== Segment start ==
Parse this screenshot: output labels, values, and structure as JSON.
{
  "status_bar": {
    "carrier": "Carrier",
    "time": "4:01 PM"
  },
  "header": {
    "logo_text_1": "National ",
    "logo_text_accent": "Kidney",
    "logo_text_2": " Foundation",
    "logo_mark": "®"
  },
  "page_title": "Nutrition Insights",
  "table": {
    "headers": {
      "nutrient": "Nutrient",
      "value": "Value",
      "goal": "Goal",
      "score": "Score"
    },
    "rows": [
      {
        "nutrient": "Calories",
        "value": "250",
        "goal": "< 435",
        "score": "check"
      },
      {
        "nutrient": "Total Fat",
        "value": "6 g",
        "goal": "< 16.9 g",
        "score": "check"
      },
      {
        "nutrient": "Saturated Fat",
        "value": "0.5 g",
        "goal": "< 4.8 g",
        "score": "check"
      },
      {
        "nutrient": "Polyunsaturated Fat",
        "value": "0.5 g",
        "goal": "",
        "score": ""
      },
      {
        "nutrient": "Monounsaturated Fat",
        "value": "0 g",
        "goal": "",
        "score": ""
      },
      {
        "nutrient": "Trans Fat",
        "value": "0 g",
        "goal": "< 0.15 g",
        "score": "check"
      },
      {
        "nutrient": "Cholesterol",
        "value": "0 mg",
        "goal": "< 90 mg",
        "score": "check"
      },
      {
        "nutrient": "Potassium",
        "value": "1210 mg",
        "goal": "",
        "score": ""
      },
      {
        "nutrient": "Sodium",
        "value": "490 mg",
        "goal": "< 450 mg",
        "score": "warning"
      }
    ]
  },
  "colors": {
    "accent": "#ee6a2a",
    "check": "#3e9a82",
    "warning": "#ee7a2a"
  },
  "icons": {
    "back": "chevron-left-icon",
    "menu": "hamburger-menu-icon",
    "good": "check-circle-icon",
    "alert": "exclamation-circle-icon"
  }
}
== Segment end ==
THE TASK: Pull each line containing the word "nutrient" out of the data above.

PROBLEM SOLUTION:
      "nutrient": "Nutrient",
        "nutrient": "Calories",
        "nutrient": "Total Fat",
        "nutrient": "Saturated Fat",
        "nutrient": "Polyunsaturated Fat",
        "nutrient": "Monounsaturated Fat",
        "nutrient": "Trans Fat",
        "nutrient": "Cholesterol",
        "nutrient": "Potassium",
        "nutrient": "Sodium",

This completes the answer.